Compact of Mayors
Brought to you by: Compact of Mayors (United Nations, C40 Climate Leadership Group, ICLEI)
The view: Although the biggest bargaining at COP21 is among heads of nations, leaders of corporations and cities are among the power players. Some 392 cities — representing 5 percent of the world's population — have committed to pool their emissions reporting and mitigation efforts through the Compact of Mayors. The map shows where they are.
Voices of Youth Maps
Brought to you by: UNICEF, local governments
The view: What areas in your community are affected by pollution? What positive actions in your community are addressing environmental problems? These and more questions are a window into a world of answers mapped by children with mobile apps in seven countries, from Argentina to Madagascar.
Brought to you by: World Resources Institute and partners
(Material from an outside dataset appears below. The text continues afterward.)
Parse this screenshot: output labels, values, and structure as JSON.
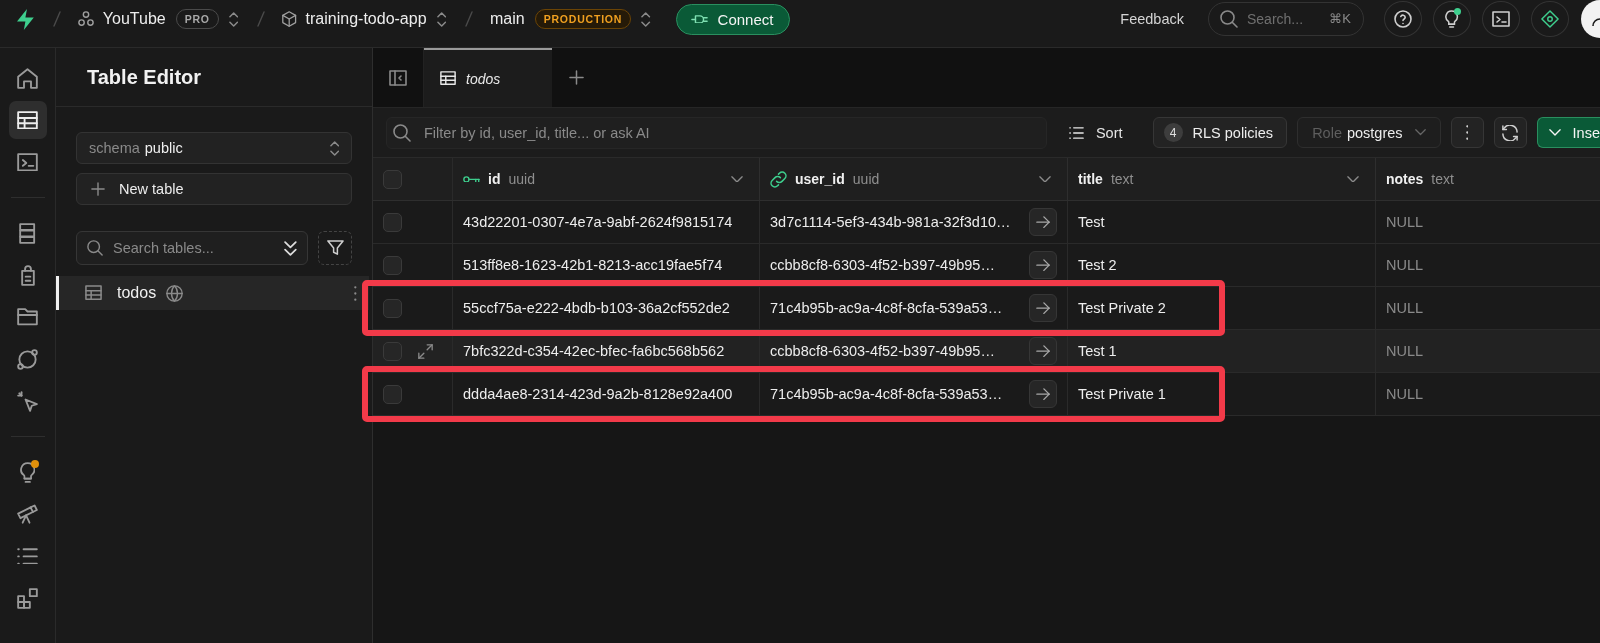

The view: A slider bar lets you travel through time to view a shocking rate of biomass loss in less than two decades. Map views include "dark matter" and "tree height." This sophisticated map aims to "allow researchers, donors, governments, journalists and civil society to evaluate pay-for-performance forest conservation initiatives, get background on REDD+ projects, identify and prioritize areas for investment, and track other donor investments in the region."
Coal's threat to forests
Brought to you by: Fern
The view: Deforestation is a big issue at COP21. Dutch nonprofit Fern built this map within a new report to show where coal mines endanger more than 46,000 square miles of forests — with "urgent" threats in Indonesia, Australia, Canada, India, Colombia and the United States. "Negotiators in Paris need to recognize that clamping down on coal mining would not only reduce carbon emissions, it would help to save forests and all of their benefits," said Fern.
LandMark Global Platform of Indigenous and Community Lands
Brought to you by: 13 organizations including the World Resources Institute, Resource Renewal Institute and indigenous groups
The view: WRI and others have found that lands where indigenous people maintain some rights to local forests emit far less CO2 than elsewhere. This map is meant to help you "find community level data, understand what percentage of lands are collectively held in each country, and evaluate the strength of land rights laws in more than 30 countries."
COP21 Twitter NodeXL
Brought to you by: NodeXL Graph Gallery, The Social Media Research Foundation
The view: What, you say the maps above were not as complex as COP21 itself? Look at this image, then swirl your drink to rule out a pill dissolving at the bottom. It's not a geographic map, but a map of social network activity. To be exact, you're seeing 7,307 Twitter users whose tweets contained "COP21, or who were replied to or mentioned in those tweets." Data is from Nov. 24.